◆ **WHAT YOU WILL DO**
Here is the listing. Report each line in it that contains the string "direction".

◆ **RECORDS FOR THE EXERCISE**
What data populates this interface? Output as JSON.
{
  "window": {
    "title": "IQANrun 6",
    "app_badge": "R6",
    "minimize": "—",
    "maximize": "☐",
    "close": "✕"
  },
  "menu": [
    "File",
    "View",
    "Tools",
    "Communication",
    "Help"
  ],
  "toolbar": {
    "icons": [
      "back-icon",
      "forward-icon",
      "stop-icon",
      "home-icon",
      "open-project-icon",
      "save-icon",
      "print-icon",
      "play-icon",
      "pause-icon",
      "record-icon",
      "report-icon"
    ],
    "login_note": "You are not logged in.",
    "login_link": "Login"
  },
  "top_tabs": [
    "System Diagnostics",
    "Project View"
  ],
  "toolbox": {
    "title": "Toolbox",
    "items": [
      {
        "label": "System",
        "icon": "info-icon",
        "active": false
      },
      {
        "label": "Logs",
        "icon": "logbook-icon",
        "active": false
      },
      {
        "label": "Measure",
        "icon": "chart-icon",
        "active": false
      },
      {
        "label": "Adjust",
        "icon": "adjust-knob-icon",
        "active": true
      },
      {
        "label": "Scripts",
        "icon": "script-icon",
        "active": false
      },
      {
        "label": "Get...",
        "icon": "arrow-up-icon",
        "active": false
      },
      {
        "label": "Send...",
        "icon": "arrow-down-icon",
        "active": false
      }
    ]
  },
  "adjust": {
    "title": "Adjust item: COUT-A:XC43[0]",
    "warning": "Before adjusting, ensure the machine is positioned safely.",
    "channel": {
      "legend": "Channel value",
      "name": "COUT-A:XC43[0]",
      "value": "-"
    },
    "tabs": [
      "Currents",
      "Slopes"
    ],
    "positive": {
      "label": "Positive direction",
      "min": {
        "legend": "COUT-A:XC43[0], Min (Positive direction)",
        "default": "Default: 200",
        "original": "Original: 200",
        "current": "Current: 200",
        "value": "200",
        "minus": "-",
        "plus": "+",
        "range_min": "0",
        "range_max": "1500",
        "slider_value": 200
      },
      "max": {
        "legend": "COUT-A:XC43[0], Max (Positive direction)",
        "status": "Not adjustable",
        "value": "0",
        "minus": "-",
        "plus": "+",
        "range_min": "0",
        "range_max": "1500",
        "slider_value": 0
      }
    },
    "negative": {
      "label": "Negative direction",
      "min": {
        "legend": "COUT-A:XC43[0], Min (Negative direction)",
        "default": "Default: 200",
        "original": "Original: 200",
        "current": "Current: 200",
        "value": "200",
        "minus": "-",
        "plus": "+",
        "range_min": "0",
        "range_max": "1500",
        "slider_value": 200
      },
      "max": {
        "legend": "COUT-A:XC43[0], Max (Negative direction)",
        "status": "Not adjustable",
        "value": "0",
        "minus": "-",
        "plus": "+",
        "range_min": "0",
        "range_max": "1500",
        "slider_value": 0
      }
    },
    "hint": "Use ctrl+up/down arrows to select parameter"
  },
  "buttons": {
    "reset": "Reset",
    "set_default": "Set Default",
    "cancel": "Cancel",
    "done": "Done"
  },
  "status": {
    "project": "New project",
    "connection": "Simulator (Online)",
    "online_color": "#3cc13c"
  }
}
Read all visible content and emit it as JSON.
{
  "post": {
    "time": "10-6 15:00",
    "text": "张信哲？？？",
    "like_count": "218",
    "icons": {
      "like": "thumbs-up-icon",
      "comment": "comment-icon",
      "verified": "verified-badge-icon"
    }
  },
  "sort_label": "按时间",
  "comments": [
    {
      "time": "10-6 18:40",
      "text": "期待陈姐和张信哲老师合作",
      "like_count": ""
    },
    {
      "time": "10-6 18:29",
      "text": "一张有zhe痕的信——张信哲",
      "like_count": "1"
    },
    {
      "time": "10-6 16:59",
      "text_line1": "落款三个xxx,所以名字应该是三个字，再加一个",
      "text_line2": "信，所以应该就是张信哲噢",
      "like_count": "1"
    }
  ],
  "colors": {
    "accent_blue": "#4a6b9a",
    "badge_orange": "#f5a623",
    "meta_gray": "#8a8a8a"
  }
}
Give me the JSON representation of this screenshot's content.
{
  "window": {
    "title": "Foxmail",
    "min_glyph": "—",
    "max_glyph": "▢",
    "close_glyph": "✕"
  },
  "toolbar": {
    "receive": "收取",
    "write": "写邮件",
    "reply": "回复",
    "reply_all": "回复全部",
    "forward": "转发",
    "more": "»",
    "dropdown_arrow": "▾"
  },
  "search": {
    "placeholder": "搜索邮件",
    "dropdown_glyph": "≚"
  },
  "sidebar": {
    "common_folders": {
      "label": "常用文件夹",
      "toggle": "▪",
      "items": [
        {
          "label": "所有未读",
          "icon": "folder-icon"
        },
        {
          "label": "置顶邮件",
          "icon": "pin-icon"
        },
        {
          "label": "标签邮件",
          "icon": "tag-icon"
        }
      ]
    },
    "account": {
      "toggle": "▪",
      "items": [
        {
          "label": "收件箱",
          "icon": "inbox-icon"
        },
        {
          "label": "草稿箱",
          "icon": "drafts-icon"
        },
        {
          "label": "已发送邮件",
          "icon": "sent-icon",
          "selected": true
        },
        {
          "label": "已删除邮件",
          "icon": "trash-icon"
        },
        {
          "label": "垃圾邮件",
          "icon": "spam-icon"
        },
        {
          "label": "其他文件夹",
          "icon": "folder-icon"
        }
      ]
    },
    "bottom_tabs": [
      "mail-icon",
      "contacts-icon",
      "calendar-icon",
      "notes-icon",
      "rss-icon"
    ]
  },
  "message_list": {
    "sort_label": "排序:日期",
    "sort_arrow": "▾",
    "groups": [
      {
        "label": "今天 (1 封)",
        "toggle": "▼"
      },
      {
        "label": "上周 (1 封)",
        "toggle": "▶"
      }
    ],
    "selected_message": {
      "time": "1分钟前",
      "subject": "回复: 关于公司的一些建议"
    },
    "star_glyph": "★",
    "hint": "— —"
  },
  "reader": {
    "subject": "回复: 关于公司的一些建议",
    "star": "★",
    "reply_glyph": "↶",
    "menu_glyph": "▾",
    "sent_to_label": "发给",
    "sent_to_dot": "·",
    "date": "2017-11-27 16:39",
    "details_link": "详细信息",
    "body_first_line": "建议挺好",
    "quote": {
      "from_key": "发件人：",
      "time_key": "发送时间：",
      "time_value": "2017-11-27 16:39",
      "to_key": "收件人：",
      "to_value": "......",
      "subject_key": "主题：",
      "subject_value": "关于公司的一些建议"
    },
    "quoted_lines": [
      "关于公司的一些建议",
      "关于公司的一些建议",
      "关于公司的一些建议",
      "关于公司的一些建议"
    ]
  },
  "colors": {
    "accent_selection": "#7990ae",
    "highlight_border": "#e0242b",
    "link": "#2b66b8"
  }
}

◆ **ANSWER**
      "label": "Positive direction",
        "legend": "COUT-A:XC43[0], Min (Positive direction)",
        "legend": "COUT-A:XC43[0], Max (Positive direction)",
      "label": "Negative direction",
        "legend": "COUT-A:XC43[0], Min (Negative direction)",
        "legend": "COUT-A:XC43[0], Max (Negative direction)",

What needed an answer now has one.